With Bowling Green, Kentucky being the birthplace of the band, their sound has primarily stemmed from alternative rock. The rudimentary albums are fast-paced with mixed elements of post-punk, and the ever so sweet yet gritty and jittery voice of the lead singer, Matt Shultz. Varying from garage rock to psychedelic, even extending to nostalgic sounds of the ‘60s, the band has never failed to produce an album that does not embody their talent.
“House of Glass” is dark, darker than some of their previous work, but nothing shocking or unexpected. The song opens with a deep bass and a high-speed beat, radiating a vibe of wickedness and danger. Shultz then enters with the lyrics, “climb into my corner of my self inflicted coma,” allowing the listeners to take a peek into the turmoil and chaos that has completely engulfed his life in the past year. This song is not about fresh starts or happy endings. It is sorrowful, almost tragic. It is Matt Shultz’s life falling apart before his eyes.
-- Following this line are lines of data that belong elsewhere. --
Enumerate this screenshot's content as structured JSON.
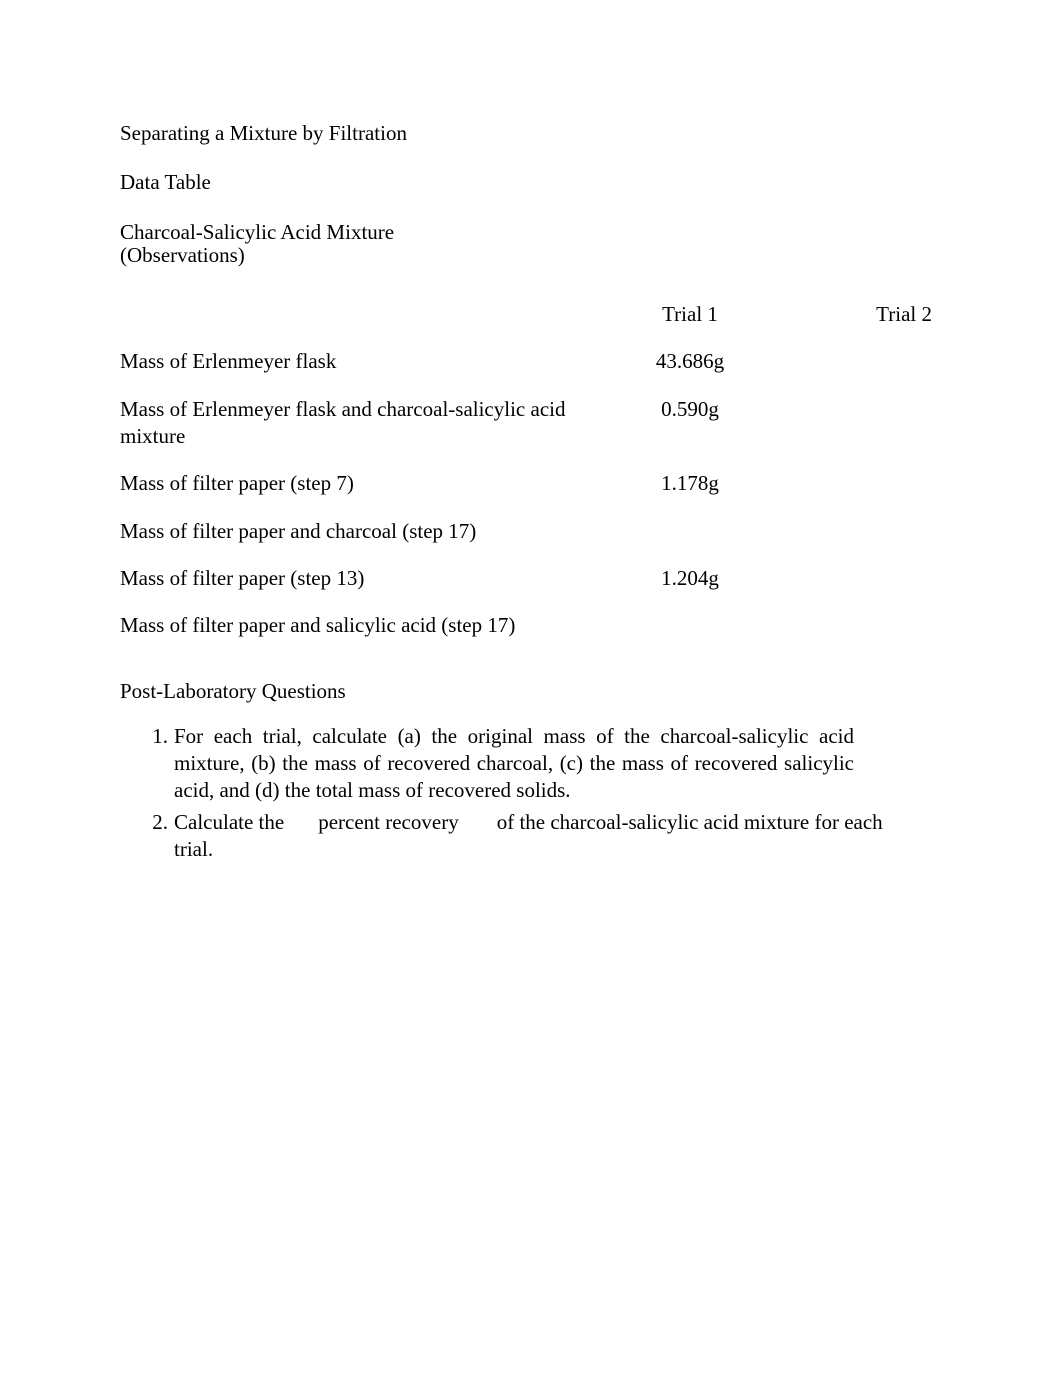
{
  "title": "Separating a Mixture by Filtration",
  "section_data_table": "Data Table",
  "mixture_line": "Charcoal-Salicylic Acid Mixture",
  "observations_line": "(Observations)",
  "col_trial1": "Trial 1",
  "col_trial2": "Trial 2",
  "rows": [
    {
      "label": "Mass of Erlenmeyer flask",
      "t1": "43.686g",
      "t2": ""
    },
    {
      "label": "Mass of Erlenmeyer flask and charcoal-salicylic acid mixture",
      "t1": "0.590g",
      "t2": ""
    },
    {
      "label": "Mass of filter paper (step 7)",
      "t1": "1.178g",
      "t2": ""
    },
    {
      "label": "Mass of filter paper and charcoal (step 17)",
      "t1": "",
      "t2": ""
    },
    {
      "label": "Mass of filter paper (step 13)",
      "t1": "1.204g",
      "t2": ""
    },
    {
      "label": "Mass of filter paper and salicylic acid (step 17)",
      "t1": "",
      "t2": ""
    }
  ],
  "post_lab_header": "Post-Laboratory Questions",
  "q1": "For each trial, calculate (a) the original mass of the charcoal-salicylic acid mixture, (b) the mass of recovered charcoal, (c) the mass of recovered salicylic acid, and (d) the total mass of recovered solids.",
  "q2_seg1": "Calculate the",
  "q2_seg2": "percent recovery",
  "q2_seg3": "of the charcoal-salicylic acid mixture for each",
  "q2_line2": "trial."
}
When travelling to Italy with his wife of seven years the summer before, the two came to the realization that being together would just not work anymore, and advanced towards a divorce.
You can clearly hear the change in tone in “House of Glass” when compared to the previously released songs. However, lying beneath the surface is the reinvention of the instruments played as well as the help of artist Beck, ultimately becoming the most ambitious and pioneering album the band will ever release. As the song progresses, Shultz repeatedly howls the words “The house is glass,” with the guitar increasing in fervor and volume, electrically accelerating towards an unknown darkness, representing the shattering of a house which was once home to a relationship. The chorus delves further into doom, with the words “it’s an illusion, this admiration, a mutilation, my isolation.” Shultz is in agony. The entire song is dedicated to the telling of a heart-wrenching ending, with every lyric and instrument being perfectly positioned to craft the story founded on real pain.
“House of Glass” may appear as an unsettling song to those who do not truly listen and admire it for what it is — a personal account of an individual who channels his suffering and affliction through songwriting. This piece strays from convention, taking inspiration from a darker, more unexplored side of Shultz’s emotions, creating an intense and haunting rocker, rooting from isolation and the crumbling of the human heart.